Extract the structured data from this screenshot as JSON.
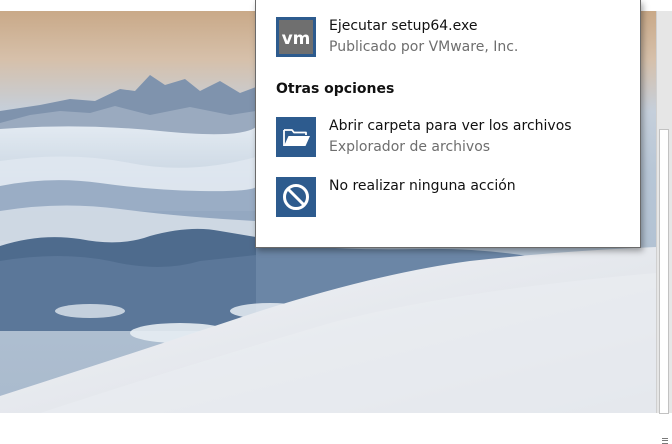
{
  "flyout": {
    "options": [
      {
        "title": "Ejecutar setup64.exe",
        "subtitle": "Publicado por VMware, Inc.",
        "icon": "vmware-icon"
      },
      {
        "title": "Abrir carpeta para ver los archivos",
        "subtitle": "Explorador de archivos",
        "icon": "folder-open-icon"
      },
      {
        "title": "No realizar ninguna acción",
        "icon": "no-action-icon"
      }
    ],
    "section_heading": "Otras opciones",
    "icon_tile_color": "#2d5b8e",
    "vmware_tile_color": "#6f6f6f"
  }
}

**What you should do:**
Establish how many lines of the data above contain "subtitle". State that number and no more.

**Solution to this task:**
2